━━━━━ RECORD SET ━━━━━

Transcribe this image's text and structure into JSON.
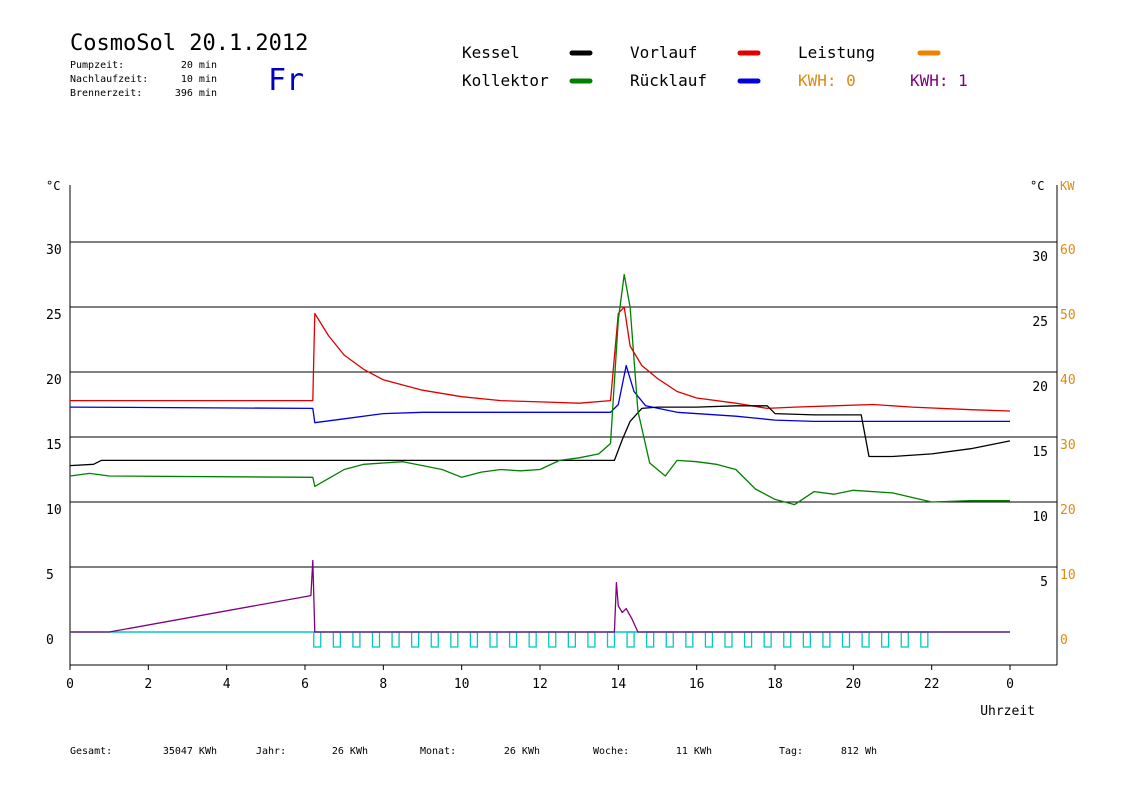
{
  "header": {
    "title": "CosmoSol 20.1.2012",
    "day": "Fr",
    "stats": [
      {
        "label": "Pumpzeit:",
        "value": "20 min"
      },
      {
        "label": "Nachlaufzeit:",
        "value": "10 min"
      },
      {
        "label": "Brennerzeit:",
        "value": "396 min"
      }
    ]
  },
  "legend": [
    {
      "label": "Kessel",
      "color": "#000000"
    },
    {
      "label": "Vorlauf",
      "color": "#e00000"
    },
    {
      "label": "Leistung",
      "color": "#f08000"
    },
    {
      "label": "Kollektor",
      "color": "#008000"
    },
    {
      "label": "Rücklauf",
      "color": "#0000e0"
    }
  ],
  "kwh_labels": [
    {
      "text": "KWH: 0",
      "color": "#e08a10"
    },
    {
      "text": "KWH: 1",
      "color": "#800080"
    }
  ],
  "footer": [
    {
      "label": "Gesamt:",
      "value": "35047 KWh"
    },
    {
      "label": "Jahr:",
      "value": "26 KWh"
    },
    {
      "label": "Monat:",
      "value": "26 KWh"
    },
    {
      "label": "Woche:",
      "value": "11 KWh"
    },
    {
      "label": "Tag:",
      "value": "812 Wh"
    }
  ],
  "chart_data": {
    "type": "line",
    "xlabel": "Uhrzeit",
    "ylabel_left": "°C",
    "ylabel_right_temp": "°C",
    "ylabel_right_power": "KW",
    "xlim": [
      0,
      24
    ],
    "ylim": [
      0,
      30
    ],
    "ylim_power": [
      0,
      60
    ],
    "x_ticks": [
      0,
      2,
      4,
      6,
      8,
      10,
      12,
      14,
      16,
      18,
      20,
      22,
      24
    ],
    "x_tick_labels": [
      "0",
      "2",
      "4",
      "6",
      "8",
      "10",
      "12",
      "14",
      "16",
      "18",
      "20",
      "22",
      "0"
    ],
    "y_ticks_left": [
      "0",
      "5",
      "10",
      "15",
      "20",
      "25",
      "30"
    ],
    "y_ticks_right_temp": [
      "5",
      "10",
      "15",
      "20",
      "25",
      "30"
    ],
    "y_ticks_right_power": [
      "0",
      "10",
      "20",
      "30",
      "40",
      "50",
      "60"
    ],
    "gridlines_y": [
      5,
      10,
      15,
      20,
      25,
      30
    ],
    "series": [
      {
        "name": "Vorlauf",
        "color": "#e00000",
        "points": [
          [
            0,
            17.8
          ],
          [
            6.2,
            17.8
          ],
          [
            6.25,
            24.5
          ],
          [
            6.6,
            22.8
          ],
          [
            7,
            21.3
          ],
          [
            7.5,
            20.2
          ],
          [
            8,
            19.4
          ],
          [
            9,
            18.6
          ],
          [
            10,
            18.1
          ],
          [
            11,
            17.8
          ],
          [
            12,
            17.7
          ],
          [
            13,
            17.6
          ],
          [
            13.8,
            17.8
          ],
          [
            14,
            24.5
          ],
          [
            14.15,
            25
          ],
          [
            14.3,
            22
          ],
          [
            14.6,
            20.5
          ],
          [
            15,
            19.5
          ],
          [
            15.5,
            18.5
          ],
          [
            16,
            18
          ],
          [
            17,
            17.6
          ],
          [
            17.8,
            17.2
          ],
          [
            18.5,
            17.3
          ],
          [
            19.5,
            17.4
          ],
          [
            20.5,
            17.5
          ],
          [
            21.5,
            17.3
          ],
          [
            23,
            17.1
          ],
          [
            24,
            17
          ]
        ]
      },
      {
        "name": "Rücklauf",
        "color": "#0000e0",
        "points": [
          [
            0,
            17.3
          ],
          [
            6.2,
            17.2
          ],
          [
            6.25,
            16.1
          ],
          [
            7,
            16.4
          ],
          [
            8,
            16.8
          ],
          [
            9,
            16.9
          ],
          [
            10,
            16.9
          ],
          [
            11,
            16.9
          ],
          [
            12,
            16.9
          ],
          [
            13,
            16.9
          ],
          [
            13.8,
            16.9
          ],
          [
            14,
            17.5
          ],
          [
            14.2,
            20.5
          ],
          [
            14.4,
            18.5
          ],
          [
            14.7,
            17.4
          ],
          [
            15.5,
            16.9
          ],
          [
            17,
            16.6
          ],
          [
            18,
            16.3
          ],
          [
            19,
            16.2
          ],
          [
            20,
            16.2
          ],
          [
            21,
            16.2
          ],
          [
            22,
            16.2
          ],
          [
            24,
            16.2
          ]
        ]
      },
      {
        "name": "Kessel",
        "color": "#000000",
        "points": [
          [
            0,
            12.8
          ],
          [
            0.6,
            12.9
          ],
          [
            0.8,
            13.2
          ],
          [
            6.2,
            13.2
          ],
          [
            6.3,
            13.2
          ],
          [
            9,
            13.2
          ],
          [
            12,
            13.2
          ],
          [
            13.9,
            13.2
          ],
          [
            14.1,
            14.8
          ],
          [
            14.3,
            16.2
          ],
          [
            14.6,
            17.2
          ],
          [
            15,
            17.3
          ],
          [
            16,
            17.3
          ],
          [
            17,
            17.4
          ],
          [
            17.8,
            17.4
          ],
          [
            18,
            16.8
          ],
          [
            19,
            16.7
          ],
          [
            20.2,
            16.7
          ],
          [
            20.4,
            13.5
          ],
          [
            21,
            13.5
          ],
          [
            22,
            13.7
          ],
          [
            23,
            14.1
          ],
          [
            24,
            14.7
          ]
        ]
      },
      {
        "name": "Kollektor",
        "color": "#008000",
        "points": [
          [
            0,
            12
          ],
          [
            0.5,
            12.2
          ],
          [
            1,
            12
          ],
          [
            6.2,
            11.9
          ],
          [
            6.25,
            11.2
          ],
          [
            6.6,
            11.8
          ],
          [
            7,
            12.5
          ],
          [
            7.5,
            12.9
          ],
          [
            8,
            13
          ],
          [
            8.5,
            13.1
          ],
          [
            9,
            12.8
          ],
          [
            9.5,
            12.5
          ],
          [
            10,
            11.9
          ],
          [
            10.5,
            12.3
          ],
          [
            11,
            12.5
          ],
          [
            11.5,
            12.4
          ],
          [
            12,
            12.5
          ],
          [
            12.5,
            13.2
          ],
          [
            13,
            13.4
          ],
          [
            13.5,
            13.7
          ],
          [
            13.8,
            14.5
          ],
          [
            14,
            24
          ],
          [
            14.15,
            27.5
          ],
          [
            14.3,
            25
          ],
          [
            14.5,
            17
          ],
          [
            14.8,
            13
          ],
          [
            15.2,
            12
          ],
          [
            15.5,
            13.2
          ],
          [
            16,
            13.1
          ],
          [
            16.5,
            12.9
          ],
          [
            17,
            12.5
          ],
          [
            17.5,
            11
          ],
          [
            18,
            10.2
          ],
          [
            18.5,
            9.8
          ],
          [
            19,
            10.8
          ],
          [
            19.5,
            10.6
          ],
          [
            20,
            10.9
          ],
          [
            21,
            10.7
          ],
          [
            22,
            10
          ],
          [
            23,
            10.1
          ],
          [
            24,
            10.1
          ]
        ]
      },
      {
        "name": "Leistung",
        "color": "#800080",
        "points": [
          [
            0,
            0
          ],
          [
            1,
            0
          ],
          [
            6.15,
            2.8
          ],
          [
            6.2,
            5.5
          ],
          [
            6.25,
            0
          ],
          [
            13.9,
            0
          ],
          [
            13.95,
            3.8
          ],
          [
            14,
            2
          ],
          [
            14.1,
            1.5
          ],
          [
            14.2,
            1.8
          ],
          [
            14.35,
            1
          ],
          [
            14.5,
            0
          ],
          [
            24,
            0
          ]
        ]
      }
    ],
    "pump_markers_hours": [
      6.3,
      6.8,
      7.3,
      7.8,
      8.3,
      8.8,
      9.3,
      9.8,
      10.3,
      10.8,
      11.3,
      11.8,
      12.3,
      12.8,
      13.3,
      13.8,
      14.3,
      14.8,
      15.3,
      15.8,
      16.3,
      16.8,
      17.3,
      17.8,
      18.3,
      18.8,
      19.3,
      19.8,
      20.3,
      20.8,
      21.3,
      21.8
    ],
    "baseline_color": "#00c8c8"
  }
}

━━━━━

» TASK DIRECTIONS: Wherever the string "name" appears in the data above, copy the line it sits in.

» TASK OUTPUT:
        "name": "Vorlauf",
        "name": "Rücklauf",
        "name": "Kessel",
        "name": "Kollektor",
        "name": "Leistung",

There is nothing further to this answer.